(Records from a data source)
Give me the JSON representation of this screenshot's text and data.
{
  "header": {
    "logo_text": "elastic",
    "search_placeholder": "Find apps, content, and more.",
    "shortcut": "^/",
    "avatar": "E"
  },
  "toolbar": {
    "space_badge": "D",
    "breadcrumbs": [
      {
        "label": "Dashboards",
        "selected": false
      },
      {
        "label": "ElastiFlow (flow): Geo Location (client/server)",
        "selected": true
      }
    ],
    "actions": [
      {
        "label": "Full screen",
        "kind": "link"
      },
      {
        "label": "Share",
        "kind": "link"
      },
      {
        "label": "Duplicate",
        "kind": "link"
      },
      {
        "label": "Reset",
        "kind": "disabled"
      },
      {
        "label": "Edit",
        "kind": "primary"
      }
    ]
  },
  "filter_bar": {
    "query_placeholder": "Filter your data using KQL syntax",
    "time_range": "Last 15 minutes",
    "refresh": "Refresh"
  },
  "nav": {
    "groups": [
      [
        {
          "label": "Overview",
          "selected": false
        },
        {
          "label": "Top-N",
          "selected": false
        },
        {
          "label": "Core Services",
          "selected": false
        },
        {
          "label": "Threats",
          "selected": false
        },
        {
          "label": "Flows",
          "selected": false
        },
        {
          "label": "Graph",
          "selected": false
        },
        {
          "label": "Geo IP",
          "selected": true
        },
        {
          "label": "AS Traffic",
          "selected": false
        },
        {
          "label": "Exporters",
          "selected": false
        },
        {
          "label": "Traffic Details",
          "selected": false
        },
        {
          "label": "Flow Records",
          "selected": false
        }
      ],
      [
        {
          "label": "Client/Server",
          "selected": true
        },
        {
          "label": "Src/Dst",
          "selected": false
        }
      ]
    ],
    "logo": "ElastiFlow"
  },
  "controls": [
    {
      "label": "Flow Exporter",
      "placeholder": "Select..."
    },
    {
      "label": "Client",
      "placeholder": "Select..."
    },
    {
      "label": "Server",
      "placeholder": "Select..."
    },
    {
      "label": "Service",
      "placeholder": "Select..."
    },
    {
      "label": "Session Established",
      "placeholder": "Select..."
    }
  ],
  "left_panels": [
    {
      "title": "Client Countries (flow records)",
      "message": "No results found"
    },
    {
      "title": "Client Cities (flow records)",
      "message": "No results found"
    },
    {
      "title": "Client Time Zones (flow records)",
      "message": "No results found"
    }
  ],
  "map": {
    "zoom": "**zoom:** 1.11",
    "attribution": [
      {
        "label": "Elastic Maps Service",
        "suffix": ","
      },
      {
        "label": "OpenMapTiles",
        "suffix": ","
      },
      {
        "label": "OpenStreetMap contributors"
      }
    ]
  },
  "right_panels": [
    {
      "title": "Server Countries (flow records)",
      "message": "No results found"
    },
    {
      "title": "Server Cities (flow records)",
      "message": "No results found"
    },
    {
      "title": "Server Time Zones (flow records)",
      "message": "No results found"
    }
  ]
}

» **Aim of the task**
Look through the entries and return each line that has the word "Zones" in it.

» **Completed exercise**
      "title": "Client Time Zones (flow records)",
      "title": "Server Time Zones (flow records)",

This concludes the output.